Tracks will buffer in memory meaning once loaded to a deck they can be safely played without the internet, and it will be possible to add hot cues and loop points to streamed tracks, although we couldn’t confirm whether these will be saved for future use. Search will be available direct from the hardware screens.
Denon DJ’s promo video
Our first thoughts
Denon DJ is right to tout this as a turning point, at least technologically. In our view though this is not quite the turning point culturally, mainly because Denon DJ’s hardware still has relatively small market penetration, and the biggest services – Spotify and Apple Music – are notably missing.
However it is is hard now not to see Pioneer DJ responding with similar hardware, which would be where this truly would storm towards becoming an expected option in all DJ booths. From a business point of view, it will be interesting to see how much of a lead Denon DJ steals against Pioneer DJ before this happens.
It’s notable that at this stage any offline option – allowing DJs to cache music locally, negating the need for reliable internet at all – is only available in the Beatport offerings. At $40/month for 50 tracks offline or $60/month for 100 tracks offline*, it is puzzlingly expensive and currently doesn’t make much sense, as it would usually prove cheaper just to buy the tracks. Presumably this price will drop substantially over time, but currently this will be seen by many as a disappointment.
All your questions answered live…
This is a recording of our Tuesday Tips Live show, broadcast to our community on our Global DJ Network private Facebook Group. To join the group for free, go to our public Facebook Page, hit “Message”, and send us the word “Join”.
One other thing worth pointing out that may prove to be a huge influence on DJs and their playlists is that with these services right at DJs’ fingertips in the booth, the roles of curated playlists will grow: It will become completely possible, for better or worse, for a DJ to load a chart, DJ playlist or genre selection and DJ straight from that, just as consumers choose “mood” playlists rather than self-select the tracks they want to hear.
While this means artists will be able to bypass record labels entirely and put their tracks right on the control screen of DJs in booths worldwide, easily and cheaply, conversely it also means some DJs will inevitably simply load pre-prepared sets from the streaming services, avoiding the need to crate dig at all, to the obvious detriment of musical diversity.

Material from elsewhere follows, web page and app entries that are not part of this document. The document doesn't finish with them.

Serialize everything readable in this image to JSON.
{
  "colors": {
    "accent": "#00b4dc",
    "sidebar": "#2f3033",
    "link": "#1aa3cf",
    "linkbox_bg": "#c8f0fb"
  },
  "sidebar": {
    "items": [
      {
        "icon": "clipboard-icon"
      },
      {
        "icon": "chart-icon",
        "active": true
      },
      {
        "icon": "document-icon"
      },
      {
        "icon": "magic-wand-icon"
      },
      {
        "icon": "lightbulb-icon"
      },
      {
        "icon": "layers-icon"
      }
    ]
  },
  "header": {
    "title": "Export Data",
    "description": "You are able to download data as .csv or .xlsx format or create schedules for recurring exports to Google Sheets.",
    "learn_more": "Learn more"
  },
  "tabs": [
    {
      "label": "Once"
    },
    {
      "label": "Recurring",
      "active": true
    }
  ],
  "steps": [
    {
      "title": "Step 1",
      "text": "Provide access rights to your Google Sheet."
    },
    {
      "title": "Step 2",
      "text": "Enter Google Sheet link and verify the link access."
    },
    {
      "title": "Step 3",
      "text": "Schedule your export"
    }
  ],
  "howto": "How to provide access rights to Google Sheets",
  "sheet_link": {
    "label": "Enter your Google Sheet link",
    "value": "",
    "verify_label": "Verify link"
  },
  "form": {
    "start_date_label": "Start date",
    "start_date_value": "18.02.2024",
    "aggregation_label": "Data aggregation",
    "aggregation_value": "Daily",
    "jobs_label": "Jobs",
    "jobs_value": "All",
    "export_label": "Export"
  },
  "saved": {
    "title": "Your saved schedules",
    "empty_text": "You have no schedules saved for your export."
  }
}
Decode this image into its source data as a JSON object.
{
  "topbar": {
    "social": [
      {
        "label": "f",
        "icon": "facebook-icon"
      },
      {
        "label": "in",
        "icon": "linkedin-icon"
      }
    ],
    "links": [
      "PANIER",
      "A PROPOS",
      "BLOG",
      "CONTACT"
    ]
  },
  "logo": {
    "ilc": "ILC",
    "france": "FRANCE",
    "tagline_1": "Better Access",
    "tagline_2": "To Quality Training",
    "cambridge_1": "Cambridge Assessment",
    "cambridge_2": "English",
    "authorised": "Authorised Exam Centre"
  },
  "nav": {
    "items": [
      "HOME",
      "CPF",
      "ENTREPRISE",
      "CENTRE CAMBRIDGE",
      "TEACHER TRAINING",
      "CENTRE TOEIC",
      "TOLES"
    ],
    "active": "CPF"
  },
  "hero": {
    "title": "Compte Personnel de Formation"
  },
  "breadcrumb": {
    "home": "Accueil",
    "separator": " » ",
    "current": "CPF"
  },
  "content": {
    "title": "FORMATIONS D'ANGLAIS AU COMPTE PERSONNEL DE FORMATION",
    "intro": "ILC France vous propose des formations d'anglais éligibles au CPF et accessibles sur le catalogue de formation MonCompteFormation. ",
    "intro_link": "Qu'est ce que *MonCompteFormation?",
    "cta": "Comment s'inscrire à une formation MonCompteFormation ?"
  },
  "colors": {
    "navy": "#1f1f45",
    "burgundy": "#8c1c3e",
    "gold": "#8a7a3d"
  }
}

With 100s of millions of tunes in the booth and available to the modern DJ, instead of just, say, 80 in a vinyl box, as was the norm a mere 20 years ago, this would be a somewhat ironic outcome of all of this innovation, and means as a culture we will need to reinforce the importance of looking “outside of the box” for your music and sometimes taking risks with what you play.
* Beatport has been in touch to say that contrary to what was in Denon DJ’s PR, this price is not confirmed at this point, so presumably they are insinuating it may be cheaper upon arrival. Watch this space for more details; we certainly hope it does come in at a lower rate.
• Final streaming service partnership details will be formally announced this summer, with firmware also rolling out around the same time.
What do you think? Has streaming’s day finally arrived? Is this indeed a turning point? Let us know your thoughts in the comments below.